Outcome statements will be assessed through in-class quizzes, tests, and problem solving. In addition, take-home assignments will be given. These assignments will involve application of course topics to various problem-solving situations. Homework problems will be assigned at each class meeting and discussed at each subsequent class meeting.

Evaluation and Attendance Policies

Evaluation: There will be 5 major tests (not including the final examination) during the semester. The major tests will be at least one hour in length. Each major test will count 100 points. There will also be several announced quizzes which will be 10-20 minutes in length. Each quiz will count 20 points.

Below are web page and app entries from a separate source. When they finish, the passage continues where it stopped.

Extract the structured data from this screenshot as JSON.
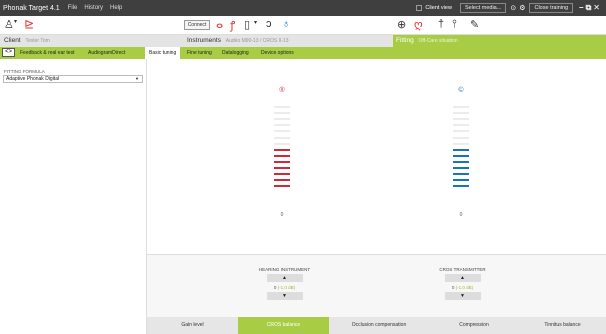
{
  "app": {
    "title": "Phonak Target 4.1"
  },
  "menu": [
    "File",
    "History",
    "Help"
  ],
  "titlebar_right": {
    "client_view": "Client view",
    "select_media": "Select media...",
    "close_training": "Close training"
  },
  "toolbar": {
    "connect": "Connect"
  },
  "info": {
    "client_label": "Client",
    "client_name": "Tester Tom",
    "instruments_label": "Instruments",
    "instruments_detail": "Audéo M90-13 / CROS II-13",
    "fitting_label": "Fitting",
    "fitting_detail": "Off-Care situation"
  },
  "tabs": [
    "Feedback & real ear test",
    "AudiogramDirect",
    "Basic tuning",
    "Fine tuning",
    "Datalogging",
    "Device options"
  ],
  "active_tab": "Basic tuning",
  "sidebar": {
    "formula_label": "FITTING FORMULA",
    "formula_value": "Adaptive Phonak Digital"
  },
  "ears": {
    "right": {
      "symbol": "®",
      "color": "#d02a3a",
      "active_bars": 7,
      "total_bars": 14,
      "value": "0"
    },
    "left": {
      "symbol": "©",
      "color": "#1a75b8",
      "active_bars": 7,
      "total_bars": 14,
      "value": "0"
    }
  },
  "controls": {
    "hi": {
      "title": "HEARING INSTRUMENT",
      "value": "0",
      "unit": "(-1.0 dB)"
    },
    "cros": {
      "title": "CROS TRANSMITTER",
      "value": "0",
      "unit": "(-1.0 dB)"
    },
    "up": "▲",
    "down": "▼"
  },
  "bottom_tabs": [
    "Gain level",
    "CROS balance",
    "Occlusion compensation",
    "Compression",
    "Tinnitus balance"
  ],
  "active_bottom_tab": "CROS balance",
  "accent": "#a8cc44"
}
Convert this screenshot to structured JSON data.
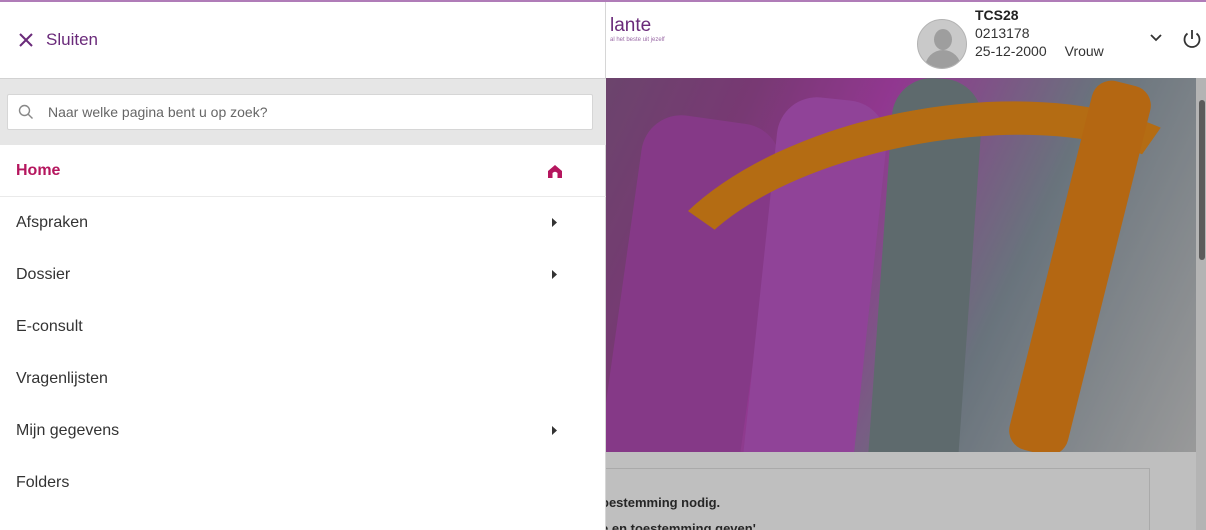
{
  "header": {
    "brand_name": "lante",
    "brand_tagline": "al het beste uit jezelf",
    "user": {
      "name": "TCS28",
      "number": "0213178",
      "dob": "25-12-2000",
      "sex": "Vrouw"
    },
    "icons": {
      "dropdown": "chevron-down-icon",
      "logout": "power-icon"
    }
  },
  "menu_panel": {
    "close_label": "Sluiten",
    "search": {
      "placeholder": "Naar welke pagina bent u op zoek?",
      "value": ""
    },
    "items": [
      {
        "label": "Home",
        "active": true,
        "icon": "home-icon"
      },
      {
        "label": "Afspraken",
        "has_submenu": true
      },
      {
        "label": "Dossier",
        "has_submenu": true
      },
      {
        "label": "E-consult"
      },
      {
        "label": "Vragenlijsten"
      },
      {
        "label": "Mijn gegevens",
        "has_submenu": true
      },
      {
        "label": "Folders"
      }
    ]
  },
  "background_content": {
    "consent_line_1": "oestemming nodig.",
    "consent_line_2": "e en toestemming geven'."
  },
  "colors": {
    "brand_purple": "#6a2a7a",
    "active_pink": "#b5165e",
    "search_bar_bg": "#e6e6e6"
  }
}
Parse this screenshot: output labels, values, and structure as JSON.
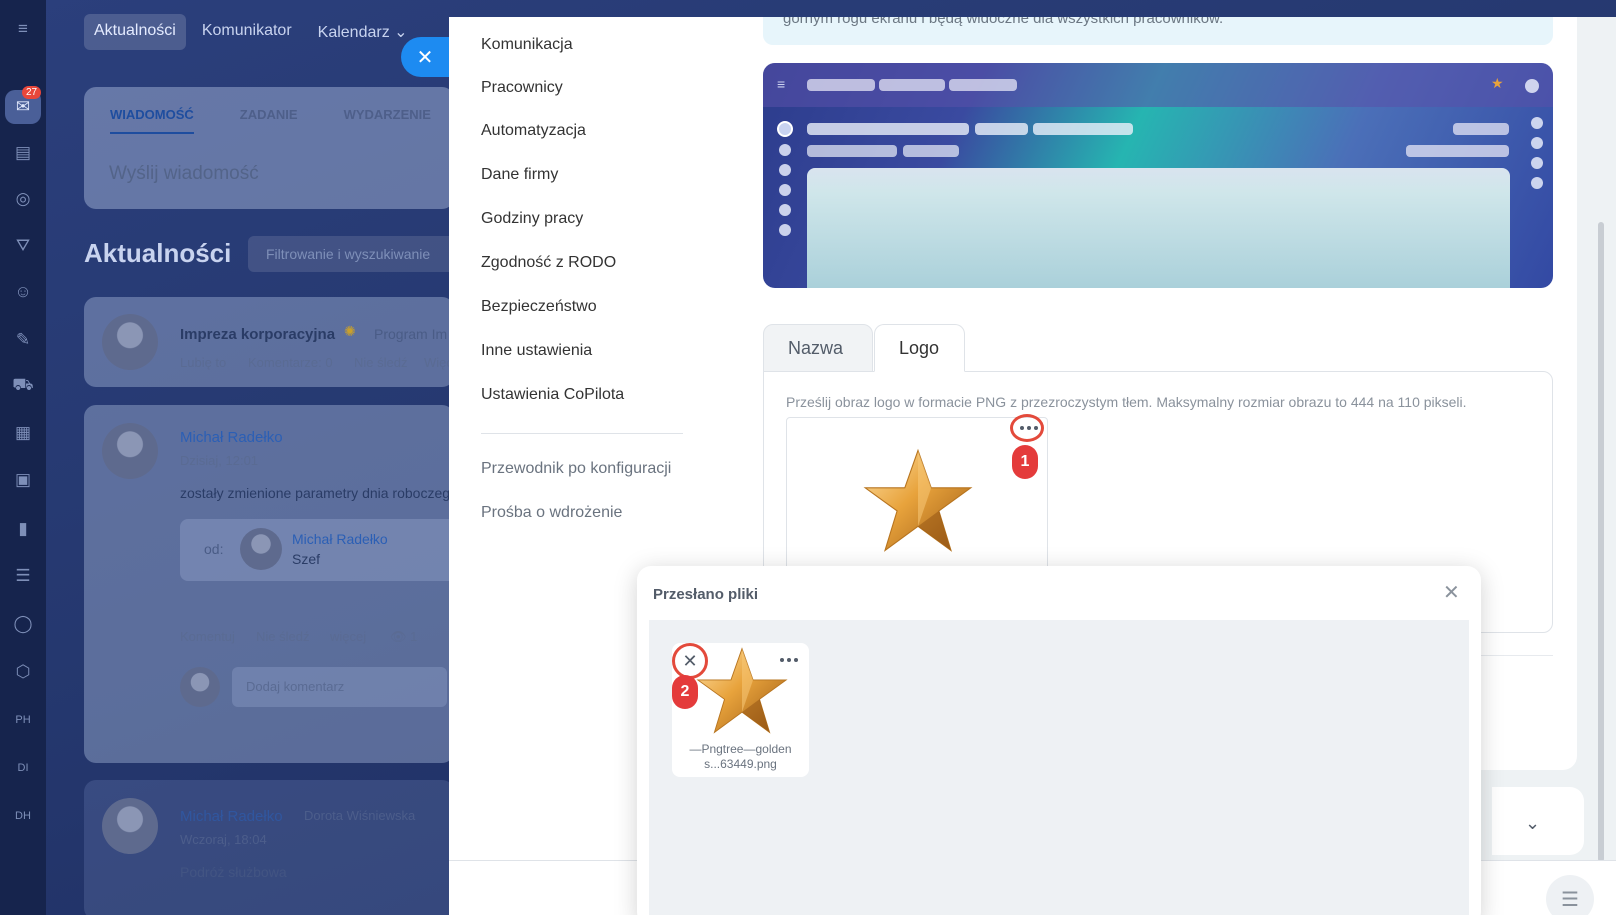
{
  "background": {
    "notification_count": "27",
    "top_nav": [
      "Aktualności",
      "Komunikator",
      "Kalendarz ⌄"
    ],
    "compose_tabs": [
      "WIADOMOŚĆ",
      "ZADANIE",
      "WYDARZENIE"
    ],
    "compose_placeholder": "Wyślij wiadomość",
    "feed_title": "Aktualności",
    "feed_filter_placeholder": "Filtrowanie i wyszukiwanie",
    "post1": {
      "title": "Impreza korporacyjna",
      "title_suffix": "Program Im",
      "actions": [
        "Lubię to",
        "Komentarze: 0",
        "Nie śledź",
        "Więc"
      ]
    },
    "post2": {
      "author": "Michał Radełko",
      "time": "Dzisiaj, 12:01",
      "text": "zostały zmienione parametry dnia roboczego",
      "from_label": "od:",
      "from_name": "Michał Radełko",
      "from_role": "Szef",
      "actions": [
        "Komentuj",
        "Nie śledź",
        "więcej",
        "👁 1"
      ],
      "comment_placeholder": "Dodaj komentarz"
    },
    "post3": {
      "author": "Michał Radełko",
      "recipient": "Dorota Wiśniewska",
      "time": "Wczoraj, 18:04",
      "title": "Podróż służbowa"
    },
    "rail_icons": [
      "chat-icon",
      "news-icon",
      "target-icon",
      "funnel-icon",
      "robot-icon",
      "pen-icon",
      "cart-icon",
      "shop-icon",
      "calendar-icon",
      "chart-icon",
      "doc-icon",
      "circle-icon",
      "box-icon",
      "PH",
      "DI",
      "DH"
    ]
  },
  "settings_menu": {
    "items": [
      "Komunikacja",
      "Pracownicy",
      "Automatyzacja",
      "Dane firmy",
      "Godziny pracy",
      "Zgodność z RODO",
      "Bezpieczeństwo",
      "Inne ustawienia",
      "Ustawienia CoPilota"
    ],
    "secondary": [
      "Przewodnik po konfiguracji",
      "Prośba o wdrożenie"
    ]
  },
  "content": {
    "info_text": "górnym rogu ekranu i będą widoczne dla wszystkich pracowników.",
    "tabs": [
      "Nazwa",
      "Logo"
    ],
    "active_tab": "Logo",
    "logo_hint": "Prześlij obraz logo w formacie PNG z przezroczystym tłem. Maksymalny rozmiar obrazu to 444 na 110 pikseli.",
    "step1_label": "1"
  },
  "upload_popup": {
    "title": "Przesłano pliki",
    "file_name_line1": "—Pngtree—golden",
    "file_name_line2": "s...63449.png",
    "step2_label": "2"
  },
  "colors": {
    "accent_blue": "#1d8bf1",
    "highlight_red": "#e34a3b",
    "star_gold": "#e8a33c"
  }
}
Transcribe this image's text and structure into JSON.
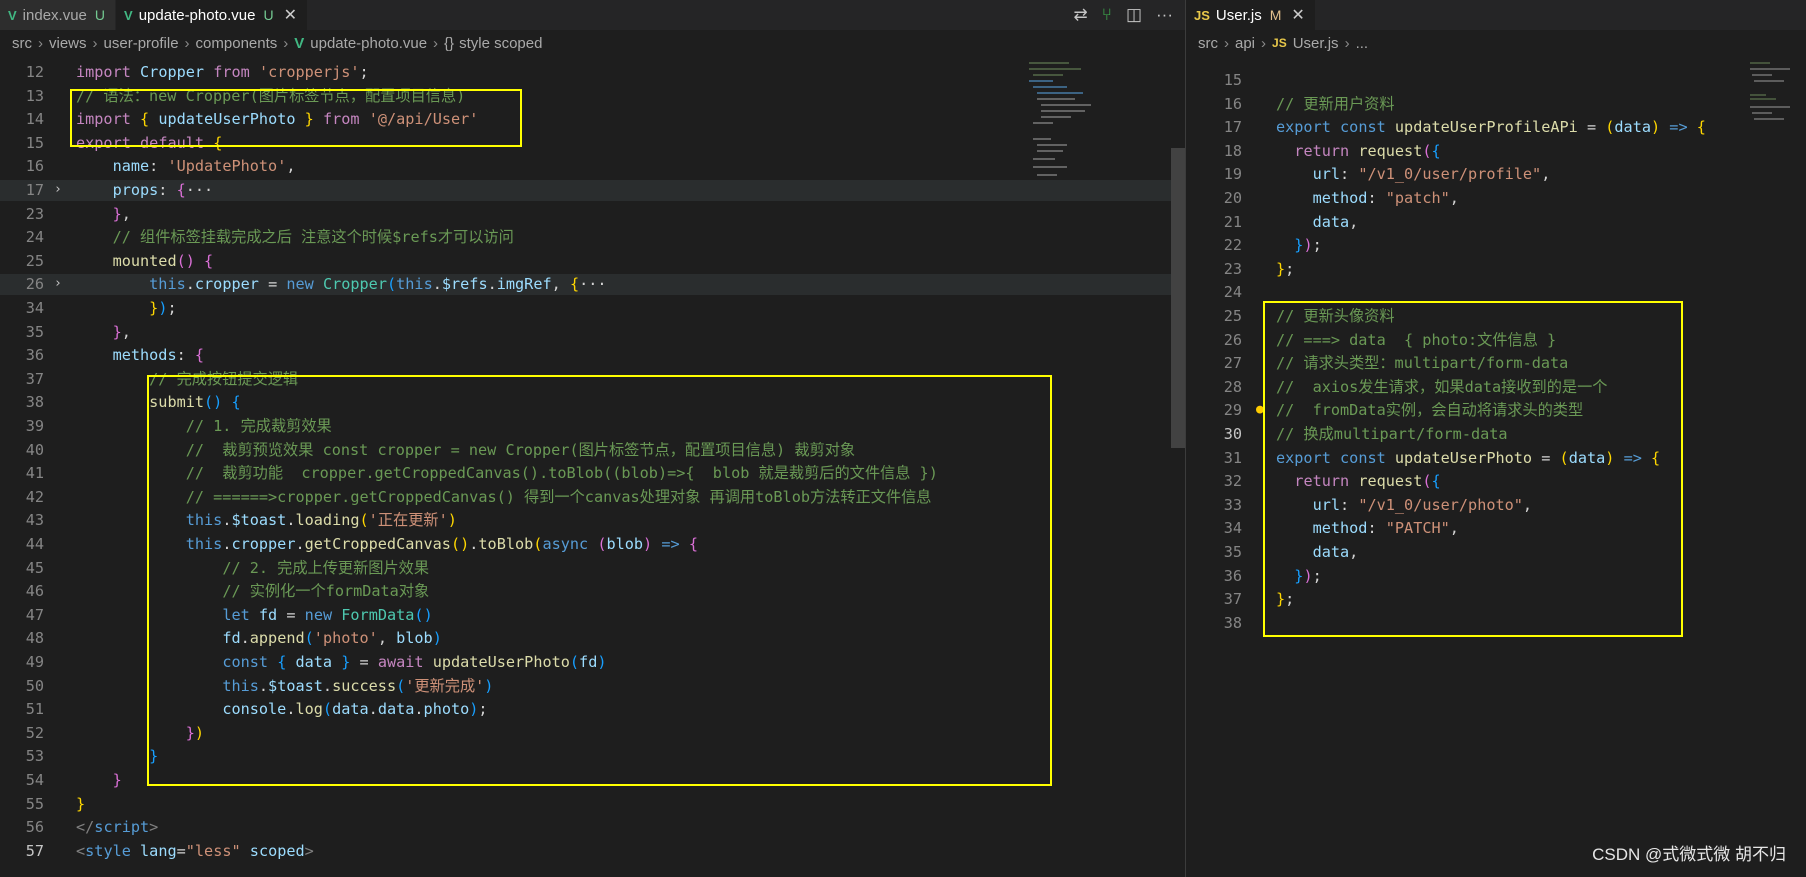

Only the BEST FIVE quizzes will count toward the final grade in the course.

There will also be two special project assignments to be completed outside of class and turned in. These assignments will be worth 25 points each. Homework will be assigned at each class meeting.

It may be done in any format desired (i.e., loose leaf notebook, spiral notebook, folder..). It will be checked at the end of the semester for completeness and effort. Homework will count a maximum of 50 points.

There will be a final examination which will be selectively comprehensive. It will be worth 100 points. There is a total of 800 possible points to obtain.

Final grades will be assigned according to the following totals.

5 major tests = 500 points
5 best quizzes = 100 points
2 projects = 50 points
homework = 50 points
final exam = 100 points
720 - 800 points = A
640 - 719 points = B
560 - 639 points = C
480 - 559 points = D
0 - 479 points = F

Total = 800 points

Incomplete "I" Grade

A grade of "I" is designed only for severe emergencies such as car failure on the day of the final examination, death in the family, serious illness, or some life changing event. It will not be given in the situation where a student is merely behind in his or her work.

Inclement Weather Policy

If the College is closed due to extreme weather, this class will not meet and any events planned, i.e. test or quiz, will occur at the next class meeting. If the College is open, class will be held as usual.

Also any work due to be handed in on the date of a canceled class will be due at the next regularly scheduled meeting.

Attendance

Prompt and regular attendance is expected. Attendance will be recorded at every meeting. The College is required by federal law to keep attendance records for purposes of financial aid. See page 52 of the current catalog (1998-99).

Honesty Policy

Honorable and ethical behavior is expected regarding all course work. In any case where cheating is suspected, the student will be required to take an alternate test or do an alternate assignment.

In any case where there is absolute proof of cheating on any part of any course work, the student will receive an F in the course. Final decisions in these matters rest solely with the instructor.

Make-Up Work

Due to the frequency of quizzes, a missed quiz will not be made up and will be counted as a dropped grade. The first missed major test will be replaced by the student's grade on the final exam. If a student misses a second major test, he or she will be allowed to take a make-up test of significantly greater difficulty to replace that grade. This policy is in force regardless of the reasons why a student misses a test or a quiz.

Final Note

A mathematics class is driven by the question and answer format among all the participants, student and teacher alike. Therefore, everyone in the class is encouraged to ask a question or open discussion of a problem at any time. Some class time will be devoted to group work and group and individual presentations of problems and solutions. Everyone will be expected to be an active member of the class.

American Disabilities Act

In compliance with the American Disabilities Act, it is the student's responsibility to contact their instructors concerning any special accommodations required for completion of course requirements.

Volunteer State Community College is an equal opportunity Affirmative Action Educational Institution. No person shall be excluded from the participation in, be denied the benefit of, or be subjected to discrimination under any program or activity of the College because of race, color, national origin, age or handicap.